To succeed in construction today and over the coming decades, the workforce needs to think about a continuous skills upgrade.
We’re not only talking about the technical skills required by particular trades or the upgrades required to ensure those skills do not become obsolete as new technologies or processes emerge. For anyone working in construction to make a leap from ‘good’ to ‘great’ performance, there are a host of other skills and knowledge that should be also nurtured.
Imagine a skilled worker who has just been promoted to a Site Supervisor. Perhaps they were the best brickie on the job and so the time felt right for them to take on a more senior role. Now imagine that person also has poor communication skills or lacks the knowledge of how to use the IT systems that are an essential part of their new job. Without improvement, that person is one short step away from total failure.
So, how can we ensure that skills/ knowledge upgrades among construction workers are relevant and continuous?
Looking at several sources of advice, we think there are three key steps:
1. Understand the needs
In a recent study, Oxford Economics found that 66% of companies were falling short in putting together a workforce that would help them meet their business goals and that leaders were out of touch with what staff want in terms of incentives, benefits and training.

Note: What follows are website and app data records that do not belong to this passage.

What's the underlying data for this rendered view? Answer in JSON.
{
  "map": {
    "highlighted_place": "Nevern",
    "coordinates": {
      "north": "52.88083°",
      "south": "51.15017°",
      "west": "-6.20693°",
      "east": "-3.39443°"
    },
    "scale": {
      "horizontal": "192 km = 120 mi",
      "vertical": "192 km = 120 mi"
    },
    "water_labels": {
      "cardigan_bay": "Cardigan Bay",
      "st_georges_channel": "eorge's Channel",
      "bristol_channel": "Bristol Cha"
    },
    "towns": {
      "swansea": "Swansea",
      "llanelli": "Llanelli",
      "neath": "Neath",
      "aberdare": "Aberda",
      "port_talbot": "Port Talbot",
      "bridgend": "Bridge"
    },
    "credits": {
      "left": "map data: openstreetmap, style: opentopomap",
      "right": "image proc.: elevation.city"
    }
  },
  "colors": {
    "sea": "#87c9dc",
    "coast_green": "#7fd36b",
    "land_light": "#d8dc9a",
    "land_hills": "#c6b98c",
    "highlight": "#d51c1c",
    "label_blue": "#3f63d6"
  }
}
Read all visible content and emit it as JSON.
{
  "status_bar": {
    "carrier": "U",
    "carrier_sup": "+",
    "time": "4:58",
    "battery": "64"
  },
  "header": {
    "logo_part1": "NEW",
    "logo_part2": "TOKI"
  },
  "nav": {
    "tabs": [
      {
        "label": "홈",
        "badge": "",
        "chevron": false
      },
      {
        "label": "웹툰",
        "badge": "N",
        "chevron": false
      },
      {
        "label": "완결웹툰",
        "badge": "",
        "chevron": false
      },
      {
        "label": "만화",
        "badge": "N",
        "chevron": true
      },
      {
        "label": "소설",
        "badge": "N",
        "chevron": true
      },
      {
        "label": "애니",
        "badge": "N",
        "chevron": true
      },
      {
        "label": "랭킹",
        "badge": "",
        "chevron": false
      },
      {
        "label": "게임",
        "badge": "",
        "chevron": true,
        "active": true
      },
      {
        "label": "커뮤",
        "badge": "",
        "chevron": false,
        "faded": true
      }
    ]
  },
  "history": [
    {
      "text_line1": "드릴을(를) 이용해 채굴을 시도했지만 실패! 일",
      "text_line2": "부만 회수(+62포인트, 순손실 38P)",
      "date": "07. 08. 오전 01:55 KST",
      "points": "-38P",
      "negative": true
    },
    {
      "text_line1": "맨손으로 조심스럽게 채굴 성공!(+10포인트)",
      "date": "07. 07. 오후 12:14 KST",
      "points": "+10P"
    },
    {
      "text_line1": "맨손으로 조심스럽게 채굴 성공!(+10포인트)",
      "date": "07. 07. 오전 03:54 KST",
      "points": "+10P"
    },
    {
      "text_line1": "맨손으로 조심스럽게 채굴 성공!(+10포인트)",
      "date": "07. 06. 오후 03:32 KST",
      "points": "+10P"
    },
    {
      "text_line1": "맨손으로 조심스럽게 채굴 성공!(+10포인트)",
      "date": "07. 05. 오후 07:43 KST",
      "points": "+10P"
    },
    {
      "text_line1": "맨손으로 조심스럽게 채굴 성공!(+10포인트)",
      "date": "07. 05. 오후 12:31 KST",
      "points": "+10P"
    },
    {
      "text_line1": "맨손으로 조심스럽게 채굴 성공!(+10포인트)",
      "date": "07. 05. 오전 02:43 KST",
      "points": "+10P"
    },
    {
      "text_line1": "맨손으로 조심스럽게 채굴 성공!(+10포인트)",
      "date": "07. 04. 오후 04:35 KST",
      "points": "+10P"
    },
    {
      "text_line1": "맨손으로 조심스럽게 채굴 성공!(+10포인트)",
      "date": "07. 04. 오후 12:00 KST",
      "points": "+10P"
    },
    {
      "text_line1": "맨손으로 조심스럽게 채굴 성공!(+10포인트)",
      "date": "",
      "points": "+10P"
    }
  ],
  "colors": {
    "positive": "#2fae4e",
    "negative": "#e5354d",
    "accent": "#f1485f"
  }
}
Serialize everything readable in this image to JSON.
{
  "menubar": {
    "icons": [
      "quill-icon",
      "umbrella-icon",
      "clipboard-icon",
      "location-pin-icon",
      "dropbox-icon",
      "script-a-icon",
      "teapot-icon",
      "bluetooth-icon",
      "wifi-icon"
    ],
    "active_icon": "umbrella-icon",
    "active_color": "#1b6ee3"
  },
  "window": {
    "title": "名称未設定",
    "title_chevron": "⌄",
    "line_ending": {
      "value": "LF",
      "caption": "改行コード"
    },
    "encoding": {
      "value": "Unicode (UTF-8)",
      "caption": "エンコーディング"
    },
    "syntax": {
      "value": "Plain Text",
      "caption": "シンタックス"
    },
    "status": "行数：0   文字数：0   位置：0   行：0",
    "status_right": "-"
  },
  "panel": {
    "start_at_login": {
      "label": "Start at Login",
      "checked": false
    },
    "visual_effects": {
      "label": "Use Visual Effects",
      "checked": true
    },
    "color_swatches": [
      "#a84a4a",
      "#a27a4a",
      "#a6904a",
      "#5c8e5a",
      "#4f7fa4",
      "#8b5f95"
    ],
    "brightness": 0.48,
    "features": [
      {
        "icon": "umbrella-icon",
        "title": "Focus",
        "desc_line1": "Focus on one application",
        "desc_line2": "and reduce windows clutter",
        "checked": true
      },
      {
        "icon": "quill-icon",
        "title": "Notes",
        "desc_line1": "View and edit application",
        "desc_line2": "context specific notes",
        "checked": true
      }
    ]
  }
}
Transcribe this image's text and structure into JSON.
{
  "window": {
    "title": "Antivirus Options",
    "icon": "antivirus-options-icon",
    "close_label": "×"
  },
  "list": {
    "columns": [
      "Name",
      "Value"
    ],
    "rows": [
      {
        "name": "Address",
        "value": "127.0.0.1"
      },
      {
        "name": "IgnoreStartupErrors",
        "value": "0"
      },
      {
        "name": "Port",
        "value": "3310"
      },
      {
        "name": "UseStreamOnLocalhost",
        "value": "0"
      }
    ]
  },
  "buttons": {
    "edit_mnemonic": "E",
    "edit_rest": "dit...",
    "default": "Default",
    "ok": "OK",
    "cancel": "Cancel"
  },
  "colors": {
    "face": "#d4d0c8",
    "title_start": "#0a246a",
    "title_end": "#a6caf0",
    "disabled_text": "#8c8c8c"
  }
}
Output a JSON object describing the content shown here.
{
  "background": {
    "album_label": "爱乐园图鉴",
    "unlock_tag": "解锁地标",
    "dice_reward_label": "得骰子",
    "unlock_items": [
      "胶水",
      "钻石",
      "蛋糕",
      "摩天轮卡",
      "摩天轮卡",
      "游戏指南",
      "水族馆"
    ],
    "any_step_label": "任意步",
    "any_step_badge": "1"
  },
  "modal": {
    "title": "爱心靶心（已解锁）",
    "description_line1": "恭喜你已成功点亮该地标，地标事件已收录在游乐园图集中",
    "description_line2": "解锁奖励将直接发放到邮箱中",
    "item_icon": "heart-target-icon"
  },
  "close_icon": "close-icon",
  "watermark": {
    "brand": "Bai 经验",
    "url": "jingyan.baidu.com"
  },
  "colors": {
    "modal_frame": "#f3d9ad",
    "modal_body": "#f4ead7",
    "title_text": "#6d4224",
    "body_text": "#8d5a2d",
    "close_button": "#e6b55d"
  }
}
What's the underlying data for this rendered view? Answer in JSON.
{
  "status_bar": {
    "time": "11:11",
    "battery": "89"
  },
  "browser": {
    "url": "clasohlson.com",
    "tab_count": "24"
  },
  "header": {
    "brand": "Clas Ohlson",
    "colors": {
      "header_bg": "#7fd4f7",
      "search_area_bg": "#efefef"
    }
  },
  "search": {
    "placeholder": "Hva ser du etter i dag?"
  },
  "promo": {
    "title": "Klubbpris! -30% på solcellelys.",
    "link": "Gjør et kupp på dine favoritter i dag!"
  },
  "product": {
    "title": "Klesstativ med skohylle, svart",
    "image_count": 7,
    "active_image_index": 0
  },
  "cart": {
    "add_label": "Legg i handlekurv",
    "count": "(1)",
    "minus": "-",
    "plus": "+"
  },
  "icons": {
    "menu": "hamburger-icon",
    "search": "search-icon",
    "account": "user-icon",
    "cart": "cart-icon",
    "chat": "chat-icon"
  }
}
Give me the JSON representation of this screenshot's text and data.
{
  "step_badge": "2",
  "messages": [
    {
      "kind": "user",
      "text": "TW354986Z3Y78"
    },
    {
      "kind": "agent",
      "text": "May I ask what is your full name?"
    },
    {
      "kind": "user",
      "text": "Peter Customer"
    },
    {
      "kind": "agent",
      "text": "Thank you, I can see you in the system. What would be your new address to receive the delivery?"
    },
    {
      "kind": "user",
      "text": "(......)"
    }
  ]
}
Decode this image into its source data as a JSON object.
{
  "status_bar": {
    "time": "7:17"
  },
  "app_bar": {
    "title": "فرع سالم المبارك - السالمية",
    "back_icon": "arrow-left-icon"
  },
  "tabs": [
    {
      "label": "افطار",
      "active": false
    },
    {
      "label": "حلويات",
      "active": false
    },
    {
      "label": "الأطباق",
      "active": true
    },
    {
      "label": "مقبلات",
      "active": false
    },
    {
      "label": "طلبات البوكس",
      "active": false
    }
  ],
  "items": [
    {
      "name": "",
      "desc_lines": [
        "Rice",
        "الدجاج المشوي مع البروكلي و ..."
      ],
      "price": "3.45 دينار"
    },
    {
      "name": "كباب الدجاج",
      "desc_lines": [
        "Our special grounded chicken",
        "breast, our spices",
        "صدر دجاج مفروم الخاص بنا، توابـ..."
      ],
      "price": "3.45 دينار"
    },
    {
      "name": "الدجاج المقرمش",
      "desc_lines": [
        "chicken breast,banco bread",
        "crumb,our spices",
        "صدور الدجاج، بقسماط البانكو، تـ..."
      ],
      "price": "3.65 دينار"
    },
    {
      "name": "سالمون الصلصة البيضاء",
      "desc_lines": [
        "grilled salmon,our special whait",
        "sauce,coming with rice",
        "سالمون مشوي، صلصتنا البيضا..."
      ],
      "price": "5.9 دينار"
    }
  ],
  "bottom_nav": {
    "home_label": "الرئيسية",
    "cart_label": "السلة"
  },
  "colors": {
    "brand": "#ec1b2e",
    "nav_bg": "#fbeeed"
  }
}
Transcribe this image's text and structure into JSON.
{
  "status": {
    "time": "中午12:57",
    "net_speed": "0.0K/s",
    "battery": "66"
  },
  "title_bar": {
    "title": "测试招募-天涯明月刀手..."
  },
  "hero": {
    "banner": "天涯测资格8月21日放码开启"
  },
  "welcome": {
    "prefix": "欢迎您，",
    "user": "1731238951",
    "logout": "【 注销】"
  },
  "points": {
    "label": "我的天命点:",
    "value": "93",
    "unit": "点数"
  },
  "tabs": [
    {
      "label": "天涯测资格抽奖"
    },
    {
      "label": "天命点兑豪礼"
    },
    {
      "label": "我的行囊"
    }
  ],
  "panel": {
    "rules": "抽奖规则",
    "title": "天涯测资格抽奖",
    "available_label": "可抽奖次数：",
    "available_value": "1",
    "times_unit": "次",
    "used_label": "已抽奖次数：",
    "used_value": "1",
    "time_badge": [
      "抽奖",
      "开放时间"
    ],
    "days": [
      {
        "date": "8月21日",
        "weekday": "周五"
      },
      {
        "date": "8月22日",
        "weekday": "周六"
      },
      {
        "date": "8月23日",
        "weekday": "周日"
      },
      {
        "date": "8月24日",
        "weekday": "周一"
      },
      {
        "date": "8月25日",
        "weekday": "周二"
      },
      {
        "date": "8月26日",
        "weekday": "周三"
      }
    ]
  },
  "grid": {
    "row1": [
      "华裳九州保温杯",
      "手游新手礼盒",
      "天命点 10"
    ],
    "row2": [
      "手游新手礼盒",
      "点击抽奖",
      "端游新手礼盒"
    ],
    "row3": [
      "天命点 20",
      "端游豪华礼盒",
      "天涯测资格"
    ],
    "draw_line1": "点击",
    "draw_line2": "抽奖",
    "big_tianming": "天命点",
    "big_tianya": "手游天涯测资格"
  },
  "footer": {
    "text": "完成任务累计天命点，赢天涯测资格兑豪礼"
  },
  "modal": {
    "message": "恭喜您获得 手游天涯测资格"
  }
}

This problem begins with the fact that most companies fail to collect information about their workforce which would enable them to understand their strengths and weak points (just 38% in the study said they had this kind of useful data).
So, the first step has to be for companies to find a process that identifies what training is in short supply or needs updating. To do that, companies have to recognise that each person comes to the job from different backgrounds and with varying personal and technical skills. A ‘one-size fits all’ approach may work at the very basic levels of training (health and safety, toolbox talks etc) but to work out what else someone needs, construction training assessments must be carried out at an individual level. That might involve one-to-one meetings which focus on training needs or the use of observation methods to actually see how someone works and uses their skills in action.
2. Remember that ‘other skills’ count
We mentioned this earlier but it’s really important to keep in mind that not every skill/ knowledge upgrade will appear to have a direct link to the job at hand. Teamwork, communication skills, IT skills, mechanical aptitude – these are all examples of ‘other skills’ that can make a positive impact on the performance of individuals and, in turn, improve the performance of the company they work for. Imagine a site worker who is skilled at the processes they need to follow but has not yet acquired skills around maintaining their tools effectively. Tool failure and stoppage time seems an inevitable outcome.
3. Develop the lifelong learning habit
To help workers embrace life-long learning, construction companies need to use both informal and formal training methods.
On the job/ informal training can be used to help people share knowledge, fine tune their skills, or learn some aspects of those ‘other skills’ that will help them perform better and raise their potential. This ‘every day is a school’ day approach is important because it blurs the boundary between ‘work’ and ‘learning’ which helps people to become lifelong learners without even knowing it!
That said, there is a time for more formal construction training and this is especially true when it comes to training around safety, new materials and new operating procedures as well as areas which support people to advance into more senior positions like communication and management courses.
The good news is that, with modern technology and changes in our expectations, it is now far easier for people to become lifelong learners by accessing online courses, many of which are either free or relatively cheap. Through providers like Coursera, LinkedIn, the Open University, iTunes and many others, there are now seemingly endless opportunities. Here are just a few:
LinkedIn – Communications and business skills training
Coursera – Leadership and management courses
Open University – Work and business skills
Saylor Academy – Corporate communication
iTunes – What great bosses know
Construction Knowledge – People skills for supervisors
OSHA – Construction safety courses
In construction, masters of trade are no longer simply the workers who have been doing the job the longest. They are the ones who make continuous improvement a mission and see all learning activity as an opportunity to add something valuable to their personal knowledge/skills bank.
We’re working hard to make sure Sheriff Construction encourage this culture and try to provide all our team will lots of options that help them learn and grow. If you’re working with us and have ideas about training/ skills upgrades that you feel would be beneficial for you or others in your team, talk to your Manager or email the office directly on email@example.com.
Feature image: Mathias Rosenthal/Shutterstock.com